START SUPPLIED DATA

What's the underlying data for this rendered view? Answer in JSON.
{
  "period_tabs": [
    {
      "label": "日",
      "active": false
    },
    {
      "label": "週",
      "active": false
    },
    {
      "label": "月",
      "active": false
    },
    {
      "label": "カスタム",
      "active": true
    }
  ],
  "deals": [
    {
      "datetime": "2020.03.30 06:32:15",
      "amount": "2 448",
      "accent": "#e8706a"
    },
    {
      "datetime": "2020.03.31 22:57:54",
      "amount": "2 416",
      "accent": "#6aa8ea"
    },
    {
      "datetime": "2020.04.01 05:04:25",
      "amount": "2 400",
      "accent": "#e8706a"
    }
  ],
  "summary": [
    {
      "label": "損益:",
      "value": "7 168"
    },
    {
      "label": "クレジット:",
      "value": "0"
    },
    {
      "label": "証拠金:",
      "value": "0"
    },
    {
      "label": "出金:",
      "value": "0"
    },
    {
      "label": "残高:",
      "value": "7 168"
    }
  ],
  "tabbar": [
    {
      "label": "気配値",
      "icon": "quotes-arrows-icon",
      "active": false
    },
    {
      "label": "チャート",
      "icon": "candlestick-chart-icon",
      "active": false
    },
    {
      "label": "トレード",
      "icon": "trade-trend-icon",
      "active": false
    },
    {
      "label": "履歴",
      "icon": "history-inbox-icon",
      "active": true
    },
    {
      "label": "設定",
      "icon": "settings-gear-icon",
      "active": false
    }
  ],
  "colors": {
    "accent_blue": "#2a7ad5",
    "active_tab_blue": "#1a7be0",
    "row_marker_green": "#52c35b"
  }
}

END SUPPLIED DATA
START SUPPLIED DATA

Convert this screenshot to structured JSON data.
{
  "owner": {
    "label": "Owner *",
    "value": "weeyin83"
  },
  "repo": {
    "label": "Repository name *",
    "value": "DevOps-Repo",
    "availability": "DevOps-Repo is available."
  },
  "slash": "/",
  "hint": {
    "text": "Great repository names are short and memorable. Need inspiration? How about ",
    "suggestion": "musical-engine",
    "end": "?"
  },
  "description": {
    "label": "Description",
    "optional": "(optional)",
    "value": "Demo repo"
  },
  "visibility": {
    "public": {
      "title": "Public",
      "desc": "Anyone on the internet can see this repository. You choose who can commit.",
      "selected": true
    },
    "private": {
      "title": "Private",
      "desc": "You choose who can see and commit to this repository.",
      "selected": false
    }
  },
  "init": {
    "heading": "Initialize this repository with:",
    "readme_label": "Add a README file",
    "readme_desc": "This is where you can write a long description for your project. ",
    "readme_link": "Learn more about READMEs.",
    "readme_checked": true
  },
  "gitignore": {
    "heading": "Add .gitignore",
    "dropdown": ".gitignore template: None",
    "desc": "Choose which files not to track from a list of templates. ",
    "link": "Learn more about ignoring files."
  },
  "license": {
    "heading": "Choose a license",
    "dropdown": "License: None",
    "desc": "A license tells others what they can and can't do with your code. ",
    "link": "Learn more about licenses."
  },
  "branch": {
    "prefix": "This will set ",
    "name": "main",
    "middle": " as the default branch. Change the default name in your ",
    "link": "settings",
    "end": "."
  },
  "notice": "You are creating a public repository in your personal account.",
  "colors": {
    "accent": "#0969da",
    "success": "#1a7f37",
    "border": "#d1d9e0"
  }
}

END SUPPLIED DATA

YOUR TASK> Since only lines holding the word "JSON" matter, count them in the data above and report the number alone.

RESPONSE AREA> 2